[[ Records supplied, beginning ]]
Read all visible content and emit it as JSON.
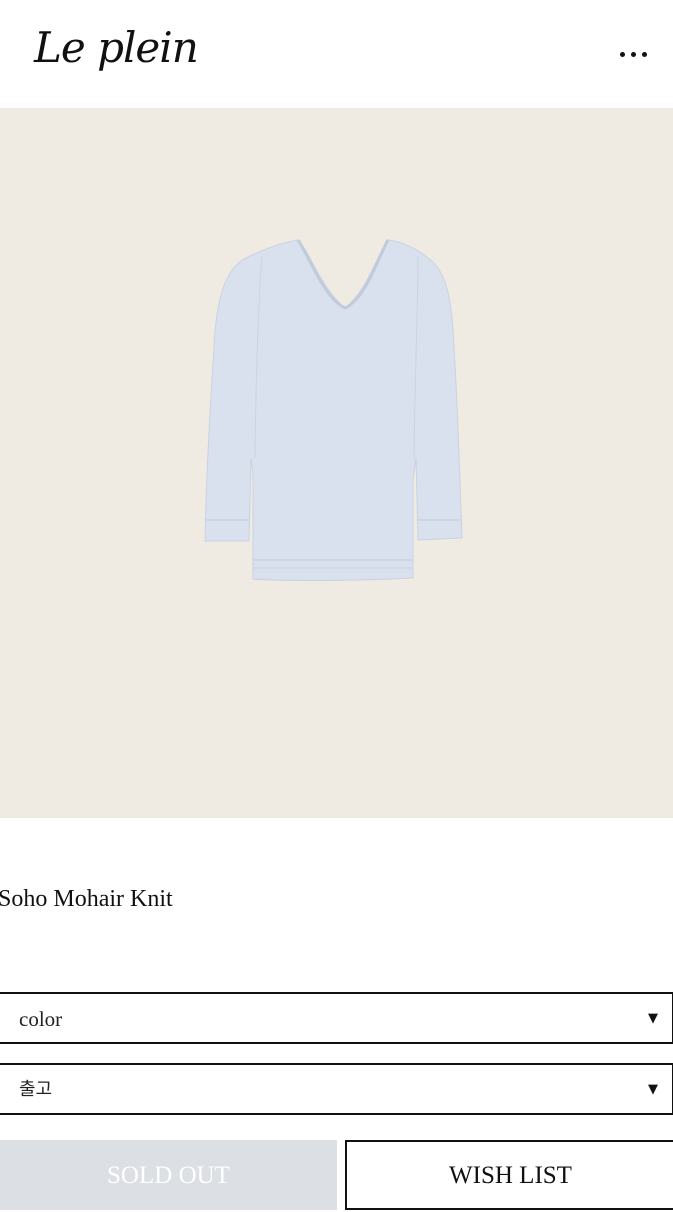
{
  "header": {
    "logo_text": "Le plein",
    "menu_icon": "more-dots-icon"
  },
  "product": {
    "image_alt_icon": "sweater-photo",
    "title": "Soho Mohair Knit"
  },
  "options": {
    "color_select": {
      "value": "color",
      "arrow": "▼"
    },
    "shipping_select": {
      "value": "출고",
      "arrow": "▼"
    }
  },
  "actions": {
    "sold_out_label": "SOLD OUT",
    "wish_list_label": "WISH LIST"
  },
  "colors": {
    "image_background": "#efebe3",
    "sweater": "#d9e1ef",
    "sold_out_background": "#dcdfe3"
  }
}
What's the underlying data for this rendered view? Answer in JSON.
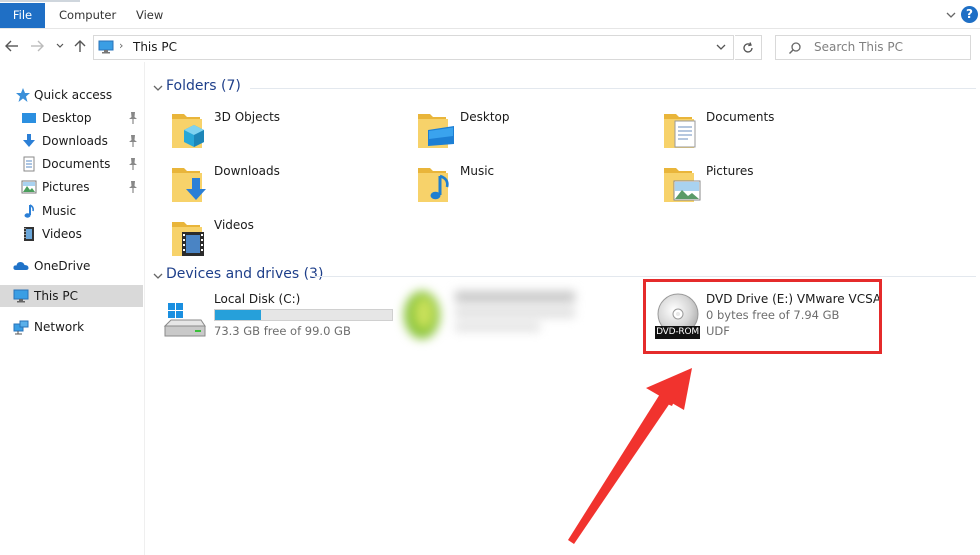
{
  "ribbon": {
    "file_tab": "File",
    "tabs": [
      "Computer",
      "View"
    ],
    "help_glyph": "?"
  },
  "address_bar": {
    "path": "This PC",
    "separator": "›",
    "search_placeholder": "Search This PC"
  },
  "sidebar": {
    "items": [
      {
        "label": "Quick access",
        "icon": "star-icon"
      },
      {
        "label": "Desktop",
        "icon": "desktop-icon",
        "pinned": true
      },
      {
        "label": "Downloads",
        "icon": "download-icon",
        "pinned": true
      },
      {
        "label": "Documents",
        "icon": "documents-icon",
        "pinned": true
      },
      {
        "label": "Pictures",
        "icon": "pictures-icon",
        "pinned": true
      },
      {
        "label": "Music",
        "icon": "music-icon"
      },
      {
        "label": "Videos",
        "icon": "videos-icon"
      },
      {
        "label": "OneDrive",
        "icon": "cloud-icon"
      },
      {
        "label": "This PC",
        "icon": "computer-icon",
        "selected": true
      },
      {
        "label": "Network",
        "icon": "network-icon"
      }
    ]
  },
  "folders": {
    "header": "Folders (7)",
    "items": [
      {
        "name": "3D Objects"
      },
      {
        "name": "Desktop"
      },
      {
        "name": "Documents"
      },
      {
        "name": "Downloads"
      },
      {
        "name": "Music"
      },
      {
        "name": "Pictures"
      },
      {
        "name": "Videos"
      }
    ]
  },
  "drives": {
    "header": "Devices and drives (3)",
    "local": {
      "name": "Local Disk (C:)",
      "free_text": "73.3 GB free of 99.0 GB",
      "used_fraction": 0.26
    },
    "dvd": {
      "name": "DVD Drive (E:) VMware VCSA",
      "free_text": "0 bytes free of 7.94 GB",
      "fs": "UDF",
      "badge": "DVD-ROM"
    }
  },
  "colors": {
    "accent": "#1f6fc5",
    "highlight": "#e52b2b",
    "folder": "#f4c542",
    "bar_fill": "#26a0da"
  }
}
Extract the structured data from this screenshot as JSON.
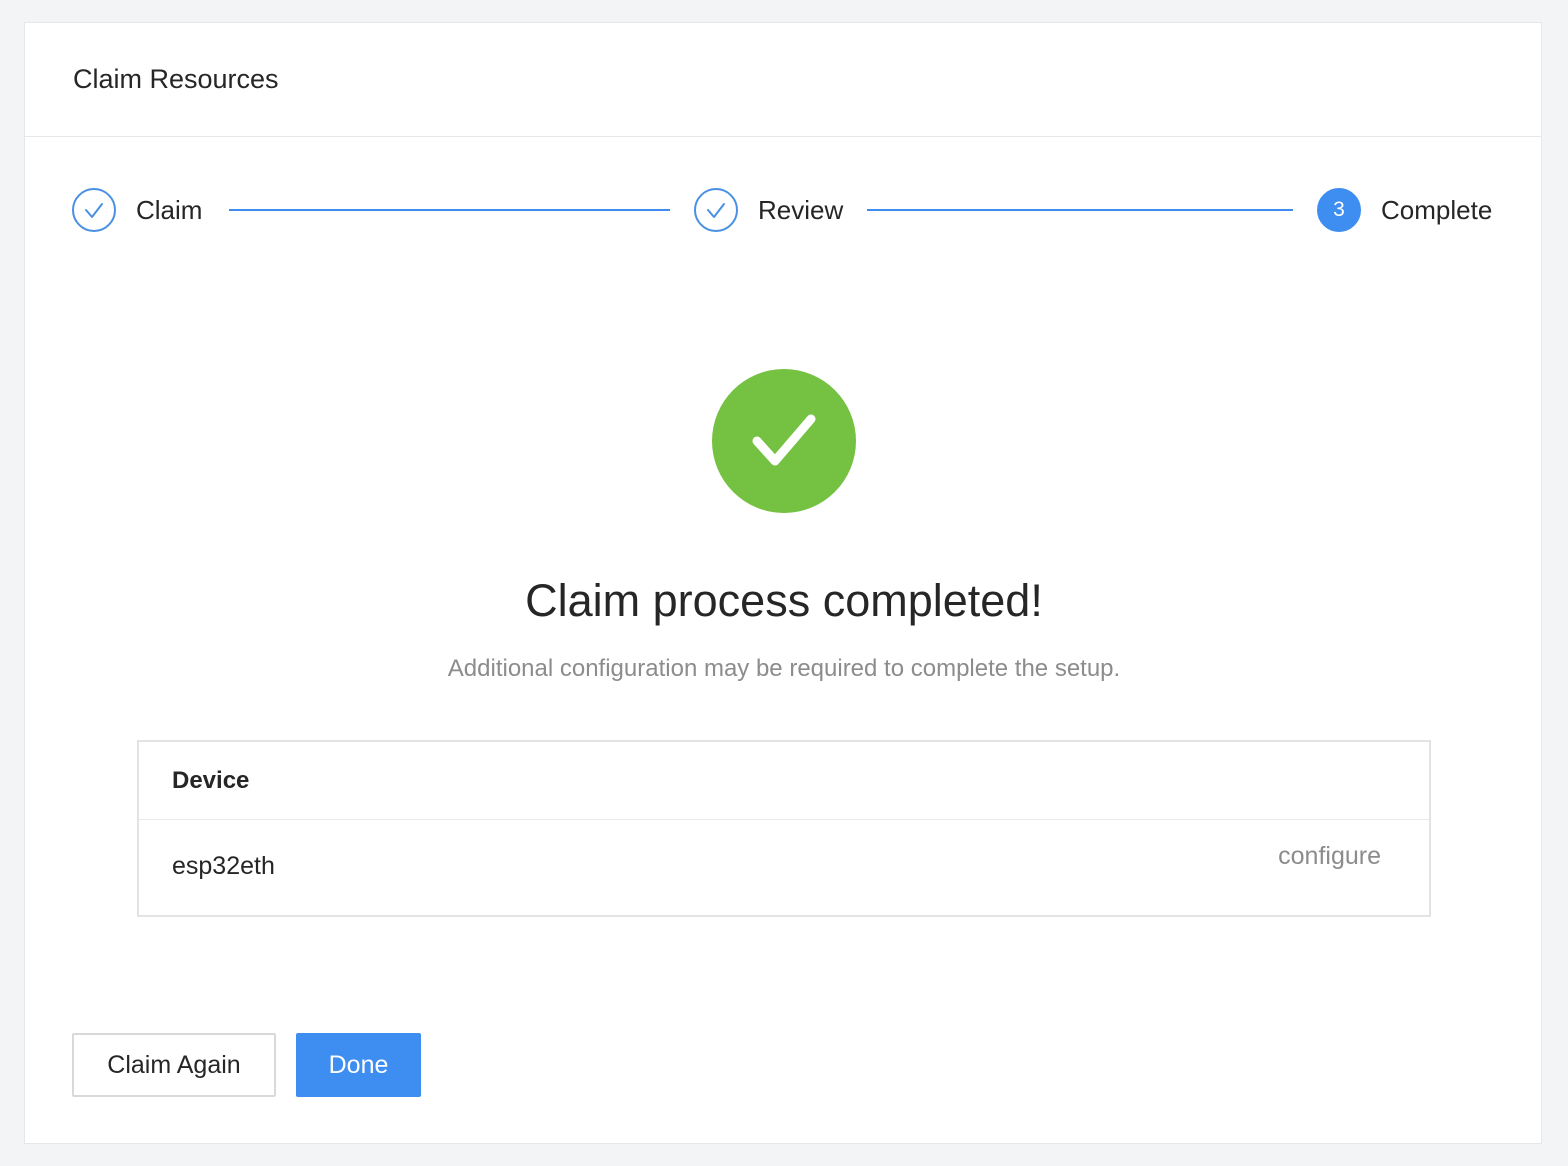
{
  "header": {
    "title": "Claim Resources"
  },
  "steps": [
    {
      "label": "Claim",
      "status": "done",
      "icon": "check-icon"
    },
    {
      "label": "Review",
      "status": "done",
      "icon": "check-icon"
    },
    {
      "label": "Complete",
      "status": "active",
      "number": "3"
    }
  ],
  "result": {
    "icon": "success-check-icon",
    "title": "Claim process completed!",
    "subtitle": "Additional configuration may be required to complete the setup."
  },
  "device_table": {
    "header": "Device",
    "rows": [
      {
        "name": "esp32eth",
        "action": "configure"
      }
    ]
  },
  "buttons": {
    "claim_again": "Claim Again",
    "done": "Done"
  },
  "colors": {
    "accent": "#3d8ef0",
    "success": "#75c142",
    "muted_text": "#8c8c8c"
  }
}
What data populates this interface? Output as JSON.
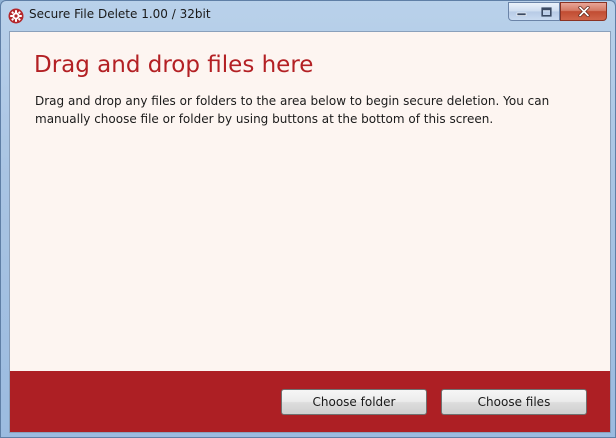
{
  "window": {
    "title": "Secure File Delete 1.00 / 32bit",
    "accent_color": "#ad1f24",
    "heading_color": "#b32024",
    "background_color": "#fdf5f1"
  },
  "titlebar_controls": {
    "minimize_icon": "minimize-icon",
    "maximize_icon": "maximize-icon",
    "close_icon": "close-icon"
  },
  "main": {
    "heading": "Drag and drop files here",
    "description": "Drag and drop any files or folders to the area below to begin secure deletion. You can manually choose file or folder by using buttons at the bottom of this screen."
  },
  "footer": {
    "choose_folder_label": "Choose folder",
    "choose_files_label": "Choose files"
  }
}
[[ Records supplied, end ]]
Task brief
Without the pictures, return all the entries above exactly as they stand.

The completed task
Read all visible content and emit it as JSON.
{
  "header": {
    "logo_text": "Le plein",
    "menu_icon": "more-dots-icon"
  },
  "product": {
    "image_alt_icon": "sweater-photo",
    "title": "Soho Mohair Knit"
  },
  "options": {
    "color_select": {
      "value": "color",
      "arrow": "▼"
    },
    "shipping_select": {
      "value": "출고",
      "arrow": "▼"
    }
  },
  "actions": {
    "sold_out_label": "SOLD OUT",
    "wish_list_label": "WISH LIST"
  },
  "colors": {
    "image_background": "#efebe3",
    "sweater": "#d9e1ef",
    "sold_out_background": "#dcdfe3"
  }
}
What's the underlying data for this rendered view? Answer in JSON.
{
  "ribbon": {
    "file_tab": "File",
    "tabs": [
      "Computer",
      "View"
    ],
    "help_glyph": "?"
  },
  "address_bar": {
    "path": "This PC",
    "separator": "›",
    "search_placeholder": "Search This PC"
  },
  "sidebar": {
    "items": [
      {
        "label": "Quick access",
        "icon": "star-icon"
      },
      {
        "label": "Desktop",
        "icon": "desktop-icon",
        "pinned": true
      },
      {
        "label": "Downloads",
        "icon": "download-icon",
        "pinned": true
      },
      {
        "label": "Documents",
        "icon": "documents-icon",
        "pinned": true
      },
      {
        "label": "Pictures",
        "icon": "pictures-icon",
        "pinned": true
      },
      {
        "label": "Music",
        "icon": "music-icon"
      },
      {
        "label": "Videos",
        "icon": "videos-icon"
      },
      {
        "label": "OneDrive",
        "icon": "cloud-icon"
      },
      {
        "label": "This PC",
        "icon": "computer-icon",
        "selected": true
      },
      {
        "label": "Network",
        "icon": "network-icon"
      }
    ]
  },
  "folders": {
    "header": "Folders (7)",
    "items": [
      {
        "name": "3D Objects"
      },
      {
        "name": "Desktop"
      },
      {
        "name": "Documents"
      },
      {
        "name": "Downloads"
      },
      {
        "name": "Music"
      },
      {
        "name": "Pictures"
      },
      {
        "name": "Videos"
      }
    ]
  },
  "drives": {
    "header": "Devices and drives (3)",
    "local": {
      "name": "Local Disk (C:)",
      "free_text": "73.3 GB free of 99.0 GB",
      "used_fraction": 0.26
    },
    "dvd": {
      "name": "DVD Drive (E:) VMware VCSA",
      "free_text": "0 bytes free of 7.94 GB",
      "fs": "UDF",
      "badge": "DVD-ROM"
    }
  },
  "colors": {
    "accent": "#1f6fc5",
    "highlight": "#e52b2b",
    "folder": "#f4c542",
    "bar_fill": "#26a0da"
  }
}
Extract the structured data from this screenshot as JSON.
{
  "header": {
    "title": "Claim Resources"
  },
  "steps": [
    {
      "label": "Claim",
      "status": "done",
      "icon": "check-icon"
    },
    {
      "label": "Review",
      "status": "done",
      "icon": "check-icon"
    },
    {
      "label": "Complete",
      "status": "active",
      "number": "3"
    }
  ],
  "result": {
    "icon": "success-check-icon",
    "title": "Claim process completed!",
    "subtitle": "Additional configuration may be required to complete the setup."
  },
  "device_table": {
    "header": "Device",
    "rows": [
      {
        "name": "esp32eth",
        "action": "configure"
      }
    ]
  },
  "buttons": {
    "claim_again": "Claim Again",
    "done": "Done"
  },
  "colors": {
    "accent": "#3d8ef0",
    "success": "#75c142",
    "muted_text": "#8c8c8c"
  }
}
What data populates this interface? Output as JSON.
{
  "window": {
    "title": "Secure File Delete 1.00 / 32bit",
    "accent_color": "#ad1f24",
    "heading_color": "#b32024",
    "background_color": "#fdf5f1"
  },
  "titlebar_controls": {
    "minimize_icon": "minimize-icon",
    "maximize_icon": "maximize-icon",
    "close_icon": "close-icon"
  },
  "main": {
    "heading": "Drag and drop files here",
    "description": "Drag and drop any files or folders to the area below to begin secure deletion. You can manually choose file or folder by using buttons at the bottom of this screen."
  },
  "footer": {
    "choose_folder_label": "Choose folder",
    "choose_files_label": "Choose files"
  }
}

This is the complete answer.